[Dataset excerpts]
┌──

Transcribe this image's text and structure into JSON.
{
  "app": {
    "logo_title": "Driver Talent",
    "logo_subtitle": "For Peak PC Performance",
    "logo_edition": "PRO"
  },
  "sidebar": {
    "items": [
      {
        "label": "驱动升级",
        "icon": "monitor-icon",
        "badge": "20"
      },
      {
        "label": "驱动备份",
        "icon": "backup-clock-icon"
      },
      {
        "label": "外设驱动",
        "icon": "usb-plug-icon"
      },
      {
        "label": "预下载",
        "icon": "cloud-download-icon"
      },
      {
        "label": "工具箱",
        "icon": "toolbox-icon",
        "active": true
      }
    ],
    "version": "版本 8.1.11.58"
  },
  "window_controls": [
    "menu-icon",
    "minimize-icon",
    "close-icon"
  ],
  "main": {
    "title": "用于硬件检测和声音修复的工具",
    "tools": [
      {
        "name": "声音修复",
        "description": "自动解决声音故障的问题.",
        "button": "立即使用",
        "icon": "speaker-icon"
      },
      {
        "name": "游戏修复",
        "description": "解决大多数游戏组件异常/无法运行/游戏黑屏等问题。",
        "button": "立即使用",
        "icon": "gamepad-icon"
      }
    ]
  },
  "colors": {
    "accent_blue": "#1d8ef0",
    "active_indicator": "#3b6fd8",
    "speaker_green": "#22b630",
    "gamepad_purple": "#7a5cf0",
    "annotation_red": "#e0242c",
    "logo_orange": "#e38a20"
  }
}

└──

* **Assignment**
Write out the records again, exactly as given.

* **Task response**
Transcribe this image's text and structure into JSON.
{
  "app": {
    "logo_title": "Driver Talent",
    "logo_subtitle": "For Peak PC Performance",
    "logo_edition": "PRO"
  },
  "sidebar": {
    "items": [
      {
        "label": "驱动升级",
        "icon": "monitor-icon",
        "badge": "20"
      },
      {
        "label": "驱动备份",
        "icon": "backup-clock-icon"
      },
      {
        "label": "外设驱动",
        "icon": "usb-plug-icon"
      },
      {
        "label": "预下载",
        "icon": "cloud-download-icon"
      },
      {
        "label": "工具箱",
        "icon": "toolbox-icon",
        "active": true
      }
    ],
    "version": "版本 8.1.11.58"
  },
  "window_controls": [
    "menu-icon",
    "minimize-icon",
    "close-icon"
  ],
  "main": {
    "title": "用于硬件检测和声音修复的工具",
    "tools": [
      {
        "name": "声音修复",
        "description": "自动解决声音故障的问题.",
        "button": "立即使用",
        "icon": "speaker-icon"
      },
      {
        "name": "游戏修复",
        "description": "解决大多数游戏组件异常/无法运行/游戏黑屏等问题。",
        "button": "立即使用",
        "icon": "gamepad-icon"
      }
    ]
  },
  "colors": {
    "accent_blue": "#1d8ef0",
    "active_indicator": "#3b6fd8",
    "speaker_green": "#22b630",
    "gamepad_purple": "#7a5cf0",
    "annotation_red": "#e0242c",
    "logo_orange": "#e38a20"
  }
}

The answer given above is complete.